(Updates prices, adds more details)
JOHANNESBURG, June 27 (Reuters) - South Africa’s rand fell against the dollar on Wednesday as the greenback rose broadly after trade-related worries eased amid a slight softening of the U.S. administration’s approach to Chinese investment.
At 1526 GMT, the rand traded at 13.8100 per dollar, 1.96 percent weaker than its close on Tuesday.
U.S. President Donald Trump said on Wednesday he would use a strengthened security review process to deal with threats from Chinese investments to acquire U.S. technologies, instead of imposing China-specific restrictions.
The yield on the benchmark government bond due in 2026 rose two basis points to 8.9 percent. The yield had risen to 9.24 percent last week, its highest since December.
Rand Merchant Bank fixed income analyst Gordon Kerr said local bonds held up well despite the risk-off environment.
“It remains to be seen if we can push lower from here. Investors don’t seem to be in a real rush to buy. But that will change if USD/ZAR manages to break through 13.10,” Kerr said in a note. “Given how bid the dollar is at the moment, it does seem like the market still favours the top side.”
Data from the Johannesburg Stock Exchange showed foreign investors sold 34.7 billion rand ($2.5 billion) worth of South African bonds between January and June, the highest sell-off on record.
On the bourse, stocks lifted after two consecutive negative sessions led by bourse heavy-weight and rand-hedge Naspers.
The benchmark Top 40 index was up 0.39 percent to 49,329 points, while the all share index was up to 0.21 percent to 55,369 points.

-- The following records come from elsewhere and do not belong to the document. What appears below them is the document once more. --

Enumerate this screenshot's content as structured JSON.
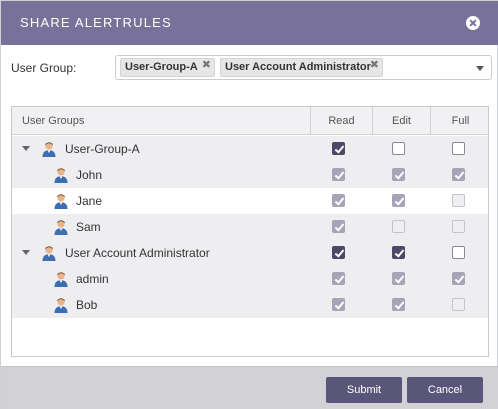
{
  "dialog": {
    "title": "SHARE ALERTRULES",
    "colors": {
      "titlebar": "#78729a",
      "button": "#5a567a",
      "checked": "#4b4868"
    }
  },
  "user_group": {
    "label": "User Group:",
    "chips": [
      {
        "label": "User-Group-A",
        "remove": "✖"
      },
      {
        "label": "User Account Administrator",
        "remove": "✖"
      }
    ]
  },
  "grid": {
    "columns": [
      "User Groups",
      "Read",
      "Edit",
      "Full"
    ],
    "rows": [
      {
        "name": "User-Group-A",
        "kind": "group",
        "read": "on",
        "edit": "off",
        "full": "off"
      },
      {
        "name": "John",
        "kind": "user",
        "read": "on-dim",
        "edit": "on-dim",
        "full": "on-dim"
      },
      {
        "name": "Jane",
        "kind": "user",
        "read": "on-dim",
        "edit": "on-dim",
        "full": "off-dim"
      },
      {
        "name": "Sam",
        "kind": "user",
        "read": "on-dim",
        "edit": "off-dim",
        "full": "off-dim"
      },
      {
        "name": "User Account Administrator",
        "kind": "group",
        "read": "on",
        "edit": "on",
        "full": "off"
      },
      {
        "name": "admin",
        "kind": "user",
        "read": "on-dim",
        "edit": "on-dim",
        "full": "on-dim"
      },
      {
        "name": "Bob",
        "kind": "user",
        "read": "on-dim",
        "edit": "on-dim",
        "full": "off-dim"
      }
    ]
  },
  "footer": {
    "submit": "Submit",
    "cancel": "Cancel"
  }
}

“The all-share was down 1.5 percent and now we see the market up ...predominately driven by Naspers,” said Grant Gilbert, portfolio manager at Nedbank Private Wealth.
Naspers, which owns about 30 percent of the Chinese technology firm Tencent, closed up 2.57 percent to 3177.99 rand.
Rand-hedged stocks, which make the bulk of their revenue outside South Africa and tend to strengthen as the currency weakens.
$1 = 13.7130 rand Reporting by Olivia Kumwenda-Mtambo and Patricia Aruo, Editing by William Maclean